Background: Retail sales taxes are imposed on retail sales of most articles of tangible personal property, including feminine hygiene products. A retail sale is a sale to the final consumer or end user of the property. If retail sales taxes were not collected when the consumer purchased the property, then the consumer owes use tax on the value of the property. The state sales and use tax rate is 6.5 percent. Most cities and all counties also levy retail sales and use taxes, with rates varying from 0.5 percent to 3.0 percent.

Summary of Bill: Sales of feminine hygiene products to consumers are exempt from sales and use tax. Feminine hygiene products is defined as "sanitary napkins, tampons, menstrual cups, or any other similar product sold at retail designed specifically to catch menstrual flow either internally or externally." The tax preference is intended to be permanent and therefore is not subject to the ten-year expiration date generally imposed on tax preferences.

Appropriation: None.

Fiscal Note: Available.

Creates Committee/Commission/Task Force that includes Legislative members: No.

Effective Date: The bill takes effect on July 1, 2017.

Staff Summary of Public Testimony: PRO: There is a call across the nation to remove the tax on feminine hygiene products. These are medically necessary products and, just like other medically necessary products, they should not be taxed. All across the country, even Canada, have redefined these products from a luxury to a medically necessary product. These products deal with bodily fluids which implicates public health and sanitation. There is a medical need for these products. Wisconsin, Utah, Ohio, Michigan, California, and Connecticut considered these proposals last year. Massachusetts, Pennsylvania, Minnesota, Maryland, and New Jersey already exempt these products. Women spend $0.50-0.80 in tax on each purchase of these items. No male ever has to pay this expense. Lots of university students are homeless or single mothers, so every penny counts. These products are not a luxury, menstruation is not a choice. If we exempt the tax it will also relieve some stigma.

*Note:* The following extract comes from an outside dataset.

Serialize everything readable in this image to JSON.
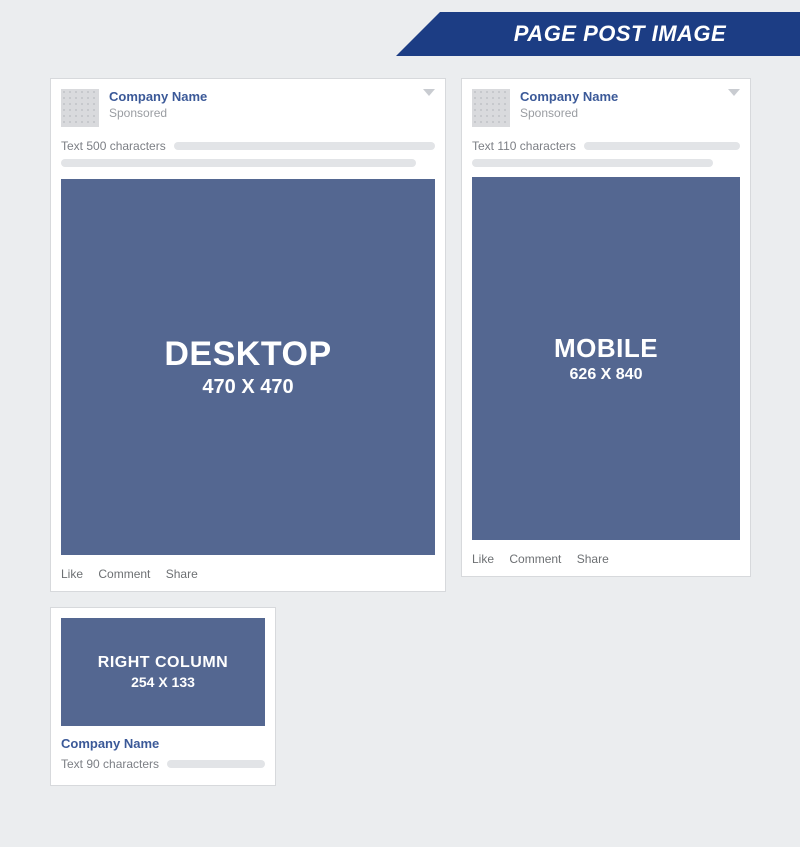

Interviews and observations at day centers and other organizations that provide support for low income and homeless women resulted in the following stories: individuals reported using socks for sanitary pads on a regular basis because they couldn't afford menstrual hygiene products, and washing these socks in bathtubs with no soap, which raises health implications; many others reported missing or being sent home from school because they didn't have menstrual hygiene products; a large majority described having to budget for these products and being concerned that they couldn't afford feminine hygiene products, food, and necessities for their children.

Persons Testifying: PRO: Senator Lynda Wilson, Prime Sponsor; Yana Chakalo, Associated Students of the University of Washington; Sarah Fox, University of Washington Graduate and Professional Student Senate.

Persons Signed In To Testify But Not Testifying: No one.